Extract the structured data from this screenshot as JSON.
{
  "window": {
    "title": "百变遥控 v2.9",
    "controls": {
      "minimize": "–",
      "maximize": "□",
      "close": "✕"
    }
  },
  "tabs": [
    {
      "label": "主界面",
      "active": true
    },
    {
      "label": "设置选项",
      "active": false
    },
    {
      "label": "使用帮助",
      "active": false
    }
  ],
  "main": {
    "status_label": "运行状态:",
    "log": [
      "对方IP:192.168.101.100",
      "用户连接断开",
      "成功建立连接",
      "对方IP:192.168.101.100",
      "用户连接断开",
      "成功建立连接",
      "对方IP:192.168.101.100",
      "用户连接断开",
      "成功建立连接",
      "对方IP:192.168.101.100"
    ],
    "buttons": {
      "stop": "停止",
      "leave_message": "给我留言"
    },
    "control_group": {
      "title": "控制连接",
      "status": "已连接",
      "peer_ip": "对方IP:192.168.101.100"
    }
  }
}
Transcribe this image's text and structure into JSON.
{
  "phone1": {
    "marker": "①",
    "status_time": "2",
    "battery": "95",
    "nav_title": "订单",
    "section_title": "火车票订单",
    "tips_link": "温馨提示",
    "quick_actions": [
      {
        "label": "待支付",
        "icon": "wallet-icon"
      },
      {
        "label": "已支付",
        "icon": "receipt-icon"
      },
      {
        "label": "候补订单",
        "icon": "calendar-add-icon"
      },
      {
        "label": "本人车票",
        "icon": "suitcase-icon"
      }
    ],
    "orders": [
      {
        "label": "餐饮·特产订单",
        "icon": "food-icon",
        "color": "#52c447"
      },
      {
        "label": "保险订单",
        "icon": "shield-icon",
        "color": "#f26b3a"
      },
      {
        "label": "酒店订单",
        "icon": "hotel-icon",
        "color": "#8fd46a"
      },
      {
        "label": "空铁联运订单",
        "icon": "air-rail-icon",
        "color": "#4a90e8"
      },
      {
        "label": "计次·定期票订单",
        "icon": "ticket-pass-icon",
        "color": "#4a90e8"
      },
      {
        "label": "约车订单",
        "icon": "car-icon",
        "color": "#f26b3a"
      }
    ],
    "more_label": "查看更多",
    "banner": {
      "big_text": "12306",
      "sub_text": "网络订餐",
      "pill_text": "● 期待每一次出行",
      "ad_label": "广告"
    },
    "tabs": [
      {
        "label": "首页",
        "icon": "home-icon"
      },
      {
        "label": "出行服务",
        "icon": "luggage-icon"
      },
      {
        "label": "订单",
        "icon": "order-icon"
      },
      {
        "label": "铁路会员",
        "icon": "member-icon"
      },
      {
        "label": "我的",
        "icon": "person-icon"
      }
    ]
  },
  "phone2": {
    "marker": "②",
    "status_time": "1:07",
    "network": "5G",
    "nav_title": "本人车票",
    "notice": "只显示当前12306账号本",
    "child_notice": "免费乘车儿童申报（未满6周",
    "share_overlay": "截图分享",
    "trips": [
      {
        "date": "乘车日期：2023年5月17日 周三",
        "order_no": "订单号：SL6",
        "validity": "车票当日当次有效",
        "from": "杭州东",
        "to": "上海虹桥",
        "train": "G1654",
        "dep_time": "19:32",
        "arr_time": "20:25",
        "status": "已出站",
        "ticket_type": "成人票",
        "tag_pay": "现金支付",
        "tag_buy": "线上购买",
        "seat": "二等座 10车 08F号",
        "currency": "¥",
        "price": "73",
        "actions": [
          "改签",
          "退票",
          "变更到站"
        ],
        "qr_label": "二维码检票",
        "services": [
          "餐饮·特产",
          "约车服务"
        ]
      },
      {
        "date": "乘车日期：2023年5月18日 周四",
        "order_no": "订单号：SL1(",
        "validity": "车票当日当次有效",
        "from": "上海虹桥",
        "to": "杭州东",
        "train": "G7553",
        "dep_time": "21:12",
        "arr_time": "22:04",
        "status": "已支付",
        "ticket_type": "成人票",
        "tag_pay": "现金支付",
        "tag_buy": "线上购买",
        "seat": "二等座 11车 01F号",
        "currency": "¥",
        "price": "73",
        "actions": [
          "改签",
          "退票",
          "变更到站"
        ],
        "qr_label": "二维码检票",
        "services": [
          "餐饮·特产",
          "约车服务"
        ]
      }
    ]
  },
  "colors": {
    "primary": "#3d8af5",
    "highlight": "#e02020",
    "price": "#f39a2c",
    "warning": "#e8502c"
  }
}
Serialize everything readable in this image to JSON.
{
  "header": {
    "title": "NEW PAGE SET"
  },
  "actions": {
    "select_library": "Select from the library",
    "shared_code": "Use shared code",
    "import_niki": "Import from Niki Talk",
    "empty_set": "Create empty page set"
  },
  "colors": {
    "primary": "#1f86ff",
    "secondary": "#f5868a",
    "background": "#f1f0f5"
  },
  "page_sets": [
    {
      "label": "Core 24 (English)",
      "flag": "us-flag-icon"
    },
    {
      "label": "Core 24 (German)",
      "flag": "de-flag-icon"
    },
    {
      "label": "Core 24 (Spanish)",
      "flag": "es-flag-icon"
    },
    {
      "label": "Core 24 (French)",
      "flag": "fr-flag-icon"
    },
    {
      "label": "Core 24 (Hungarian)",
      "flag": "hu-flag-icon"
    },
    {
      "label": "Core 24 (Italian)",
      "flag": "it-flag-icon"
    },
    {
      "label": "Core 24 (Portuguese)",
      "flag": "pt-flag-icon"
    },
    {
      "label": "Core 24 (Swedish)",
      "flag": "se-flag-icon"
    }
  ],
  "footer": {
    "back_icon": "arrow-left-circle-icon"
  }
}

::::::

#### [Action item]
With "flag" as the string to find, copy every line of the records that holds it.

#### [Task answer]
      "flag": "us-flag-icon"
      "flag": "de-flag-icon"
      "flag": "es-flag-icon"
      "flag": "fr-flag-icon"
      "flag": "hu-flag-icon"
      "flag": "it-flag-icon"
      "flag": "pt-flag-icon"
      "flag": "se-flag-icon"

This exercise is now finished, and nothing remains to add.